Start of Block

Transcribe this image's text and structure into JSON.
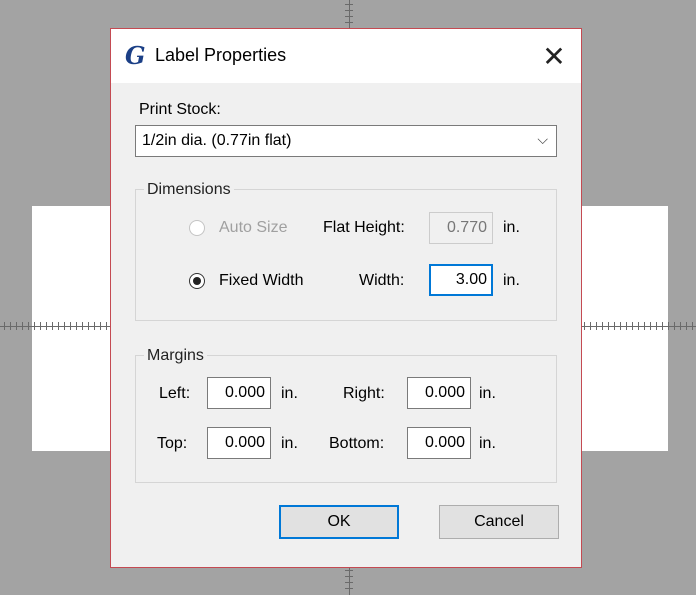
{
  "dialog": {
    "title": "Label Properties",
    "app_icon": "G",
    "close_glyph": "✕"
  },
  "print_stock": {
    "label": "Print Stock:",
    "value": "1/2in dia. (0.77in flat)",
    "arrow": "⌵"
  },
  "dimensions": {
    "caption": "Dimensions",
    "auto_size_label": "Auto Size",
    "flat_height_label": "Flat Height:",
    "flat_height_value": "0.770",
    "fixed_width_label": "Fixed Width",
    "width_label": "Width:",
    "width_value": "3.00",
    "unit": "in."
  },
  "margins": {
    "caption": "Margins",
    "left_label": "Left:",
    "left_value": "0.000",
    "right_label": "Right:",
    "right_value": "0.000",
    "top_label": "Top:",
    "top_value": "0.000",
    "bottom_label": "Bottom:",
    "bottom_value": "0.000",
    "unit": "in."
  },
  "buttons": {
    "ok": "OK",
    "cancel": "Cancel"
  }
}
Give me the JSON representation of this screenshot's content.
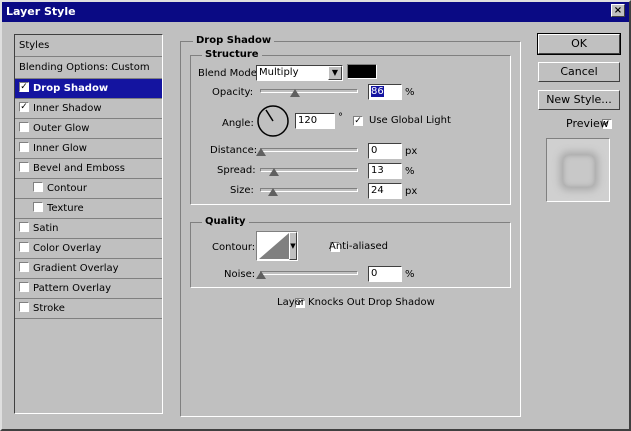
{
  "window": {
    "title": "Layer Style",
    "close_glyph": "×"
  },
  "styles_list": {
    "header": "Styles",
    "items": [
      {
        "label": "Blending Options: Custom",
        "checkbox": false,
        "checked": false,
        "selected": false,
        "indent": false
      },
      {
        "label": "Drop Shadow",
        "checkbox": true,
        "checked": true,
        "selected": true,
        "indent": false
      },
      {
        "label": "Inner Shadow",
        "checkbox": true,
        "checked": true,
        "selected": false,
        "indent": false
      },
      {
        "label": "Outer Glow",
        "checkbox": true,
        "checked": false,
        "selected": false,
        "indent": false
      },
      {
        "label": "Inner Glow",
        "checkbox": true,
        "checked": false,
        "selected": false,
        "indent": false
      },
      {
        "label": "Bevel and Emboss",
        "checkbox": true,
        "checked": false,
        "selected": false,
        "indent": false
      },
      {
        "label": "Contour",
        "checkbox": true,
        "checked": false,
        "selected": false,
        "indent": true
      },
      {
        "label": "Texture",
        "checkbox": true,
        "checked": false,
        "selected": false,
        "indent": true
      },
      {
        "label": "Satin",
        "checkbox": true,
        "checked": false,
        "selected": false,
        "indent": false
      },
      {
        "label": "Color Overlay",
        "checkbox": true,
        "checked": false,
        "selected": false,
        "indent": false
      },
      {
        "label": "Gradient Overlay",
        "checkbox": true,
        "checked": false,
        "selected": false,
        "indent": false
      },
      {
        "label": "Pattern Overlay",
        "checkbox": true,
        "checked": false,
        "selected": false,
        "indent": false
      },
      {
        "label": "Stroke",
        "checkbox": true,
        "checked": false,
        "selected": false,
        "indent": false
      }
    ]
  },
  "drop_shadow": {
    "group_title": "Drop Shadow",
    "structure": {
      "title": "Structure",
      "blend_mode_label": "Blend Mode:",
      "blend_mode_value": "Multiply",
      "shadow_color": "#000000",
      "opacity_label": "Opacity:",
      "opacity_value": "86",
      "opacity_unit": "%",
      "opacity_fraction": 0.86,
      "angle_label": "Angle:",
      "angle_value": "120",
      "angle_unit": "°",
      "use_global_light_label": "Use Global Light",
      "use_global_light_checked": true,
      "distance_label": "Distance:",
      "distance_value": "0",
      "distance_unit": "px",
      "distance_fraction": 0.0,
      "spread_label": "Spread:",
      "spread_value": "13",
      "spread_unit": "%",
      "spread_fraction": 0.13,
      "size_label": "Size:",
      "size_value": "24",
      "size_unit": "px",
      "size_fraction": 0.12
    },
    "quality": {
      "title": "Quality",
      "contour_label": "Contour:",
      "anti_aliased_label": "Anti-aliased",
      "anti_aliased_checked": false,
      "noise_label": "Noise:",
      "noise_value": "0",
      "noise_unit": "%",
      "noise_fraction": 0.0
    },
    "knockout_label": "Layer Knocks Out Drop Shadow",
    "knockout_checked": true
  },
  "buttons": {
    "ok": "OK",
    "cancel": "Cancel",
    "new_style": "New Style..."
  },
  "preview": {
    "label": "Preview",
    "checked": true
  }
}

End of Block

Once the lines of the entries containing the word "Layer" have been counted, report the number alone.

### YOUR RESPONSE
2